(Material provided):
---
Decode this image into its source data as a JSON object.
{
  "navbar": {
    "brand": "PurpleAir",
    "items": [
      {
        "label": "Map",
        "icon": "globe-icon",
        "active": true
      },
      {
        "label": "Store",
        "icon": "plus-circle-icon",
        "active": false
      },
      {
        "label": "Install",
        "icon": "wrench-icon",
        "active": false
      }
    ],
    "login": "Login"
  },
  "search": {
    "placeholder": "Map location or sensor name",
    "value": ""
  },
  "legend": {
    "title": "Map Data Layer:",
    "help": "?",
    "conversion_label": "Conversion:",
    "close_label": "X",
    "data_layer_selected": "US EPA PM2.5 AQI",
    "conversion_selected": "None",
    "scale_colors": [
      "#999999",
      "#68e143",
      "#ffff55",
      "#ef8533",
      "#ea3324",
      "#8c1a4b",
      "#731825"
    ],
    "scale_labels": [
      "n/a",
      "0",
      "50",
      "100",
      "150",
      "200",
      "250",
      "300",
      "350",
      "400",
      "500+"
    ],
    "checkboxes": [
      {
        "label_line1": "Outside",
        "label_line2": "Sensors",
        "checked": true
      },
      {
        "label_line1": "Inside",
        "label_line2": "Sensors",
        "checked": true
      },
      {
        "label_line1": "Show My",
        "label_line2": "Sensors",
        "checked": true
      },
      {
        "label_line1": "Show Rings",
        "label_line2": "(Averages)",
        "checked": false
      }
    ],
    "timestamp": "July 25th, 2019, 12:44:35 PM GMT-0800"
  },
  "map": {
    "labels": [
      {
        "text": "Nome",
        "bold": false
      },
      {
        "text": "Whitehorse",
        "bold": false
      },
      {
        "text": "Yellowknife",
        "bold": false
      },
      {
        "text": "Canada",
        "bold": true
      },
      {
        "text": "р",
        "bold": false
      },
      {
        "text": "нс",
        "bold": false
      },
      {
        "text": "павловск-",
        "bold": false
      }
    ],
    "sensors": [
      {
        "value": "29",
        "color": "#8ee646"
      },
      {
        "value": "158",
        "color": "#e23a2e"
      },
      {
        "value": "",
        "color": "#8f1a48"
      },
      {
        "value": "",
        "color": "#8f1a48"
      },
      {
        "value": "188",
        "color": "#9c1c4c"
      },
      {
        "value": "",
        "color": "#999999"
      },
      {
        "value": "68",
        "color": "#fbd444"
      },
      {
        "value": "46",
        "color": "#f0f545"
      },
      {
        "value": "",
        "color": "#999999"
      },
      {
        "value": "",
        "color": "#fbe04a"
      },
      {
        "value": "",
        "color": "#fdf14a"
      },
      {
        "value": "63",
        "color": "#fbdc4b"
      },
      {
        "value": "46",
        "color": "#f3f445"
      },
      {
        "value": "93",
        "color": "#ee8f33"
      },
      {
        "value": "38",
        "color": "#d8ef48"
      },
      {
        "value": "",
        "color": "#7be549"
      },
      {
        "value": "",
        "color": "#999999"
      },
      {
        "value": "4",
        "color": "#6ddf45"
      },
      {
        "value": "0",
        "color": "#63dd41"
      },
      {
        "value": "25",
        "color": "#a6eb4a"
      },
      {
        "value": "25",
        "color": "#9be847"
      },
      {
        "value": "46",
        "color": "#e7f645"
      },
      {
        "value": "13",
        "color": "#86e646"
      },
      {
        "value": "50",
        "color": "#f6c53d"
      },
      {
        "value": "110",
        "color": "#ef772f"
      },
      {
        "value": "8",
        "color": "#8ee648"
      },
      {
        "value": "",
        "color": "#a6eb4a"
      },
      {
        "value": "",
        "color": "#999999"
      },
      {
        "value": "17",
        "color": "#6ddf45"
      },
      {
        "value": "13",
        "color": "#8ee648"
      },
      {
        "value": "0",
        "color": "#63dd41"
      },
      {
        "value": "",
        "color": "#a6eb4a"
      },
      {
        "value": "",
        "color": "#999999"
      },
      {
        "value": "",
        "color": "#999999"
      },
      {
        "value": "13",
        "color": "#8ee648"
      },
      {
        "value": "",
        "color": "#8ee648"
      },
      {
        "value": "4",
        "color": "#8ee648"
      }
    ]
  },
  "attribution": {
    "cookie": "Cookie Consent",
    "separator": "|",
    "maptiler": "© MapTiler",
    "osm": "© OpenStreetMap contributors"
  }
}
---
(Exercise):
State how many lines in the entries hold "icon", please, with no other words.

(Your response):
3